• _WHAT NEEDS TO BE DONE_: In how many lines of the records does "JSON" appear? Answer with one number.
Top of AVAILABLE RECORDS
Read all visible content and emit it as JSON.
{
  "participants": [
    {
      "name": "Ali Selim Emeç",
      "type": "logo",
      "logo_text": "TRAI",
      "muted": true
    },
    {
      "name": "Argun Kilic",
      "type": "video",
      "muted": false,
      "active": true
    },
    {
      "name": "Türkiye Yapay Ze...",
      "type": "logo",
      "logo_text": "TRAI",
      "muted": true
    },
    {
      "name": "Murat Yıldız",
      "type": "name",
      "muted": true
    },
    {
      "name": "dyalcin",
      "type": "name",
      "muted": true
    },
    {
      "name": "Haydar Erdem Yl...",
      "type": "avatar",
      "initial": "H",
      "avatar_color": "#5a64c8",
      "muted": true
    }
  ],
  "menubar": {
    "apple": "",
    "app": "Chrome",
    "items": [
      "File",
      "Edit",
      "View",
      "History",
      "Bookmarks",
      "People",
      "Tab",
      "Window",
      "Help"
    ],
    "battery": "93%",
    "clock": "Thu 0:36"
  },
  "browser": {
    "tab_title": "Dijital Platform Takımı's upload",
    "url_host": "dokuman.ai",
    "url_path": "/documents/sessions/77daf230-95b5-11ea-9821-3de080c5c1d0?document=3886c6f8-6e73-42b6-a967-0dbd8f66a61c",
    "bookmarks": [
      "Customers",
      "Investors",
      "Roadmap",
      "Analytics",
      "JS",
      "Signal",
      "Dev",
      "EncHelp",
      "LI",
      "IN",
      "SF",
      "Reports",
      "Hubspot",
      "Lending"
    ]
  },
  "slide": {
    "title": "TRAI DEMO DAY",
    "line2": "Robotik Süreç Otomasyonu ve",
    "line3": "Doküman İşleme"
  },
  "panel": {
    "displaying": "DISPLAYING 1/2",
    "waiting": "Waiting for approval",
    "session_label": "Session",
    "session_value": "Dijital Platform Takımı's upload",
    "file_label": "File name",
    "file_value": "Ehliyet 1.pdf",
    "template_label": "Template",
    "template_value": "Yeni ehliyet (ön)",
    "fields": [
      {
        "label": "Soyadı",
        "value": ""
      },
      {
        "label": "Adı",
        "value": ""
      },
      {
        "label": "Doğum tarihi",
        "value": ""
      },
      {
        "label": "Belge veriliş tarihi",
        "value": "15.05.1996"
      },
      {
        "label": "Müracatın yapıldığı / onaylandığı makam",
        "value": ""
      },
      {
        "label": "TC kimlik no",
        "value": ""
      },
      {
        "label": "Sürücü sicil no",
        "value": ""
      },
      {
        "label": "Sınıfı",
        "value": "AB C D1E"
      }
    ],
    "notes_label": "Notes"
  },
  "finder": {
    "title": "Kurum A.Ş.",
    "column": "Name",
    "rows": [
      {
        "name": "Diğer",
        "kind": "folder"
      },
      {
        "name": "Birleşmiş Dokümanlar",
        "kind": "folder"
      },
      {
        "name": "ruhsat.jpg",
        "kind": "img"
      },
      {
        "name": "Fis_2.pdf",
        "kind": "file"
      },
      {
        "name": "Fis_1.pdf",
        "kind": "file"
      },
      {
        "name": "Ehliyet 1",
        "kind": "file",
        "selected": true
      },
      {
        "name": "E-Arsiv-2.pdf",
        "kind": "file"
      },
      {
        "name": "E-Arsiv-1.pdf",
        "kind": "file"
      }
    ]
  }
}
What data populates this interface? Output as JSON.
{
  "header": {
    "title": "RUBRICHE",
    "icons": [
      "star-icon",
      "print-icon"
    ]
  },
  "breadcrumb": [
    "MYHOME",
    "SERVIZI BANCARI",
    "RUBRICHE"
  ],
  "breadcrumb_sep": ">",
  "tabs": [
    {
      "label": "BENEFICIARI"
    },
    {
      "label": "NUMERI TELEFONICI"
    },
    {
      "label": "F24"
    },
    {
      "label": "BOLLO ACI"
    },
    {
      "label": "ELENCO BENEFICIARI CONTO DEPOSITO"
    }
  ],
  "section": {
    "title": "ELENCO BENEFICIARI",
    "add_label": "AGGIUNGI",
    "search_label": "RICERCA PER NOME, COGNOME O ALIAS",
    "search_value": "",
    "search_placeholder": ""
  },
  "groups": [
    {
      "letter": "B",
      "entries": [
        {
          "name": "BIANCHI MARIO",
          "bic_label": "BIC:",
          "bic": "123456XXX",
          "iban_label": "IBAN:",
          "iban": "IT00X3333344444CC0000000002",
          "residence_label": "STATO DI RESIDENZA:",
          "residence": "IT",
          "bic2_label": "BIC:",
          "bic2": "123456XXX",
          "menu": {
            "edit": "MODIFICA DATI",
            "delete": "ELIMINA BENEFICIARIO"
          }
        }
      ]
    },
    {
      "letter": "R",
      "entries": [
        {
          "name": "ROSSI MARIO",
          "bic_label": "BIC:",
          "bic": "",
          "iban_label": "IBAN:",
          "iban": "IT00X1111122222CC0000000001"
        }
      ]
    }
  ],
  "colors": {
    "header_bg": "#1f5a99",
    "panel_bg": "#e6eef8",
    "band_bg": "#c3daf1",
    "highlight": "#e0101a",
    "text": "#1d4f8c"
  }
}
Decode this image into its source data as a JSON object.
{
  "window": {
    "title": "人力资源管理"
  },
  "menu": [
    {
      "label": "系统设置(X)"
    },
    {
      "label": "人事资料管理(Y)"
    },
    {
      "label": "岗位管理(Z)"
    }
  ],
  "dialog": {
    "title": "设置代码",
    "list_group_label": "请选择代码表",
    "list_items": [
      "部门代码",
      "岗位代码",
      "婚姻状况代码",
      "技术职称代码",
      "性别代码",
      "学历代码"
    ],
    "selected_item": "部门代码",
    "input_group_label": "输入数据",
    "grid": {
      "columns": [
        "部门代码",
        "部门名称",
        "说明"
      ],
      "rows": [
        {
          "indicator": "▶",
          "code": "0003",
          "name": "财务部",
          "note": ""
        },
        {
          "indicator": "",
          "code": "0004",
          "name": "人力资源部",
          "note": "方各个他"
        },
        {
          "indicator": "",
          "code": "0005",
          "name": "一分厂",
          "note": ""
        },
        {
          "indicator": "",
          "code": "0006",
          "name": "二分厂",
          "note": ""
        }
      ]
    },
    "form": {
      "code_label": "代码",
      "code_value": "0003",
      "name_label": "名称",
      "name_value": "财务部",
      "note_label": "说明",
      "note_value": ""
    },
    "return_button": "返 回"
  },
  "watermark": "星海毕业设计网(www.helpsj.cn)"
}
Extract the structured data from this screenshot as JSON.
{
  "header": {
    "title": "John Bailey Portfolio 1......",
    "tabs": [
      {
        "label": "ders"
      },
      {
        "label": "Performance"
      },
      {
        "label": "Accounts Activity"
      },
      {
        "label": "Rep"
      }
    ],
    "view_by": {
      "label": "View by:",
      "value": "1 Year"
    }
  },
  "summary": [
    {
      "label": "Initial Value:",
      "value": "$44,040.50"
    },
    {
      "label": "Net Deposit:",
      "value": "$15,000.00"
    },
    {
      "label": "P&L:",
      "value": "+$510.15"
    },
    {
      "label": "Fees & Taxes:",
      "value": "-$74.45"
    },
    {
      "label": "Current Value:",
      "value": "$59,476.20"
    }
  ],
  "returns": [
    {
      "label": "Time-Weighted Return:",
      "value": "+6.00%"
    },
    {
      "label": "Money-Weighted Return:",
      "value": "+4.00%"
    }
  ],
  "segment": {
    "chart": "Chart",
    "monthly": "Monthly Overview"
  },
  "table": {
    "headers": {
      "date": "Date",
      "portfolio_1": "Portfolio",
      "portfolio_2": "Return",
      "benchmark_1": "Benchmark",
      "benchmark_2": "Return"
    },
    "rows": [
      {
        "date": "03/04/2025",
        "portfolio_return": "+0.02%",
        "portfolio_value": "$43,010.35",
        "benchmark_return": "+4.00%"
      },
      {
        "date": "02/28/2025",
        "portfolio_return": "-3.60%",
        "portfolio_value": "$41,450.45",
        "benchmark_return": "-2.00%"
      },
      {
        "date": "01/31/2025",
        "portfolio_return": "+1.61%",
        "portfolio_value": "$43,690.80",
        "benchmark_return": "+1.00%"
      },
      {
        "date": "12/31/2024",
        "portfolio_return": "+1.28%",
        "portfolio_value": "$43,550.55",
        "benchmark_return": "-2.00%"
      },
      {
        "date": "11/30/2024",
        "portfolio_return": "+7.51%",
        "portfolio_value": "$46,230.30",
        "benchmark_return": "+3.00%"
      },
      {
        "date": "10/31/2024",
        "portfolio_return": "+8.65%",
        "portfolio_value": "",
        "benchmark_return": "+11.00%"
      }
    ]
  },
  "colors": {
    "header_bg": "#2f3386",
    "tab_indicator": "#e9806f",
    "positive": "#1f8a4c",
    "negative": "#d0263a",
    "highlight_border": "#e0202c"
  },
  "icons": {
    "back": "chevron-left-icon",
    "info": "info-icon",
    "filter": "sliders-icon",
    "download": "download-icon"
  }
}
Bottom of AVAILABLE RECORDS
• _FINISHED TASK_: 4